“There are over 700 brands of denim in the US alone, so a lot of our cotton goes into denim,” he says, which leads into an explanation of Cotton Inc’s VSEP Technology which keeps the process of indigo dyeing clean allowing the water to be reused.
“The unfortunate reality is that many companies still use sustainability as a marketing campaign,” says Messura and the other panelists agree unanimously. “It’s actually a terrible thing when a company sells thousands of organic T-shirts on Earth Day” says Wendt, “It should be part of your DNA, contributing to your brand reputation.” LaReah Pepper from Textile Exchange who grew up on a cotton farm and married a farmer couldn’t agree more: “It’s up close and personal for me. Famers don’t grow a crop on a maybe. They respond to clear market signals. They need a solid business model otherwise they can get a five-year contract for growing peanuts which is better for them.”

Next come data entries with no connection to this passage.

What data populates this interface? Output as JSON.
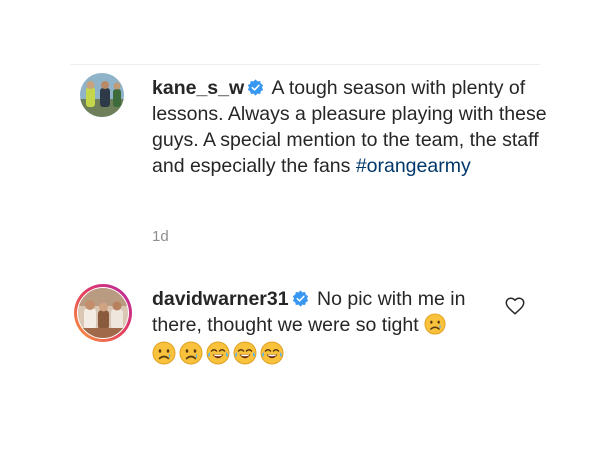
{
  "comments": [
    {
      "username": "kane_s_w",
      "verified": true,
      "text": "A tough season with plenty of lessons. Always a pleasure playing with these guys. A special mention to the team, the staff and especially the fans",
      "hashtag": "#orangearmy",
      "age": "1d"
    },
    {
      "username": "davidwarner31",
      "verified": true,
      "text": "No pic with me in there, thought we were so tight",
      "trailing_emoji": "sad-tear-face",
      "emoji_row": [
        "sad-tear-face",
        "sad-tear-face",
        "tears-of-joy-face",
        "tears-of-joy-face",
        "tears-of-joy-face"
      ],
      "has_story_ring": true,
      "like_icon": "heart-outline-icon"
    }
  ],
  "colors": {
    "verified_badge": "#3897f0",
    "hashtag": "#00376b",
    "text": "#262626",
    "secondary_text": "#8e8e8e",
    "story_ring_start": "#f9a03c",
    "story_ring_end": "#b624a4"
  }
}
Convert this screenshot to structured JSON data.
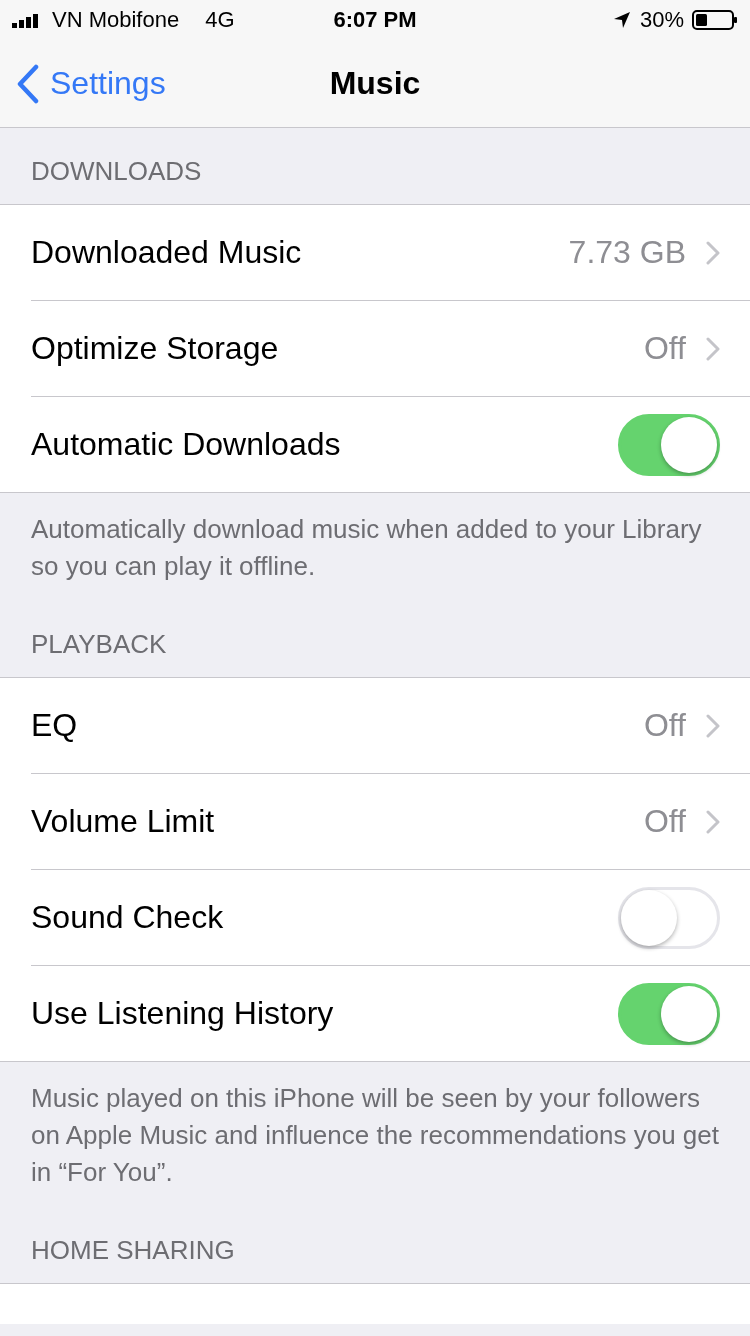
{
  "status_bar": {
    "carrier": "VN Mobifone",
    "network": "4G",
    "time": "6:07 PM",
    "battery": "30%"
  },
  "nav": {
    "back": "Settings",
    "title": "Music"
  },
  "sections": [
    {
      "header": "DOWNLOADS",
      "rows": [
        {
          "kind": "value",
          "label": "Downloaded Music",
          "value": "7.73 GB"
        },
        {
          "kind": "value",
          "label": "Optimize Storage",
          "value": "Off"
        },
        {
          "kind": "toggle",
          "label": "Automatic Downloads",
          "on": true
        }
      ],
      "footer": "Automatically download music when added to your Library so you can play it offline."
    },
    {
      "header": "PLAYBACK",
      "rows": [
        {
          "kind": "value",
          "label": "EQ",
          "value": "Off"
        },
        {
          "kind": "value",
          "label": "Volume Limit",
          "value": "Off"
        },
        {
          "kind": "toggle",
          "label": "Sound Check",
          "on": false
        },
        {
          "kind": "toggle",
          "label": "Use Listening History",
          "on": true
        }
      ],
      "footer": "Music played on this iPhone will be seen by your followers on Apple Music and influence the recommendations you get in “For You”."
    },
    {
      "header": "HOME SHARING"
    }
  ]
}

Mother Nature Vs Crude Oil
The customer no longer knows what she wants as there is just too much out there and she needs guidance, is the opinion of the panel. Pepper says, “We need to change the perception of cotton as the cheap fabric, and market it like we do make-up or luxury items.” Wendt wonders how many consumers even know their favorite polyester T-shirt is made from crude oil, adding, ”Cotton is a luxury fabric. It’s nature.”
Messura concludes by describing the interesting recycling endeavors that have been happening. Cotton Inc created the Blue Jeans Go Green campaign which kept thousands of pairs of jeans from landfill by transforming them into fiberglass insulation. Up ahead, he predicts cotton fabric will replace hard structures, at first, the plastics of your dashboard, then eventually your car.
Check back for part three of the series entitled “Textile Innovations” on Monday June 12.
By contributing guest editor Jackie Mallon, who is on the teaching faculty of several NYC fashion programmes and is the author of Silk for the Feed Dogs, a novel set in the international fashion industry.
Images: ClothFoundry.com; BetterCotton.org; TSDesigns.com; CottonInc.com; CottonLeads.org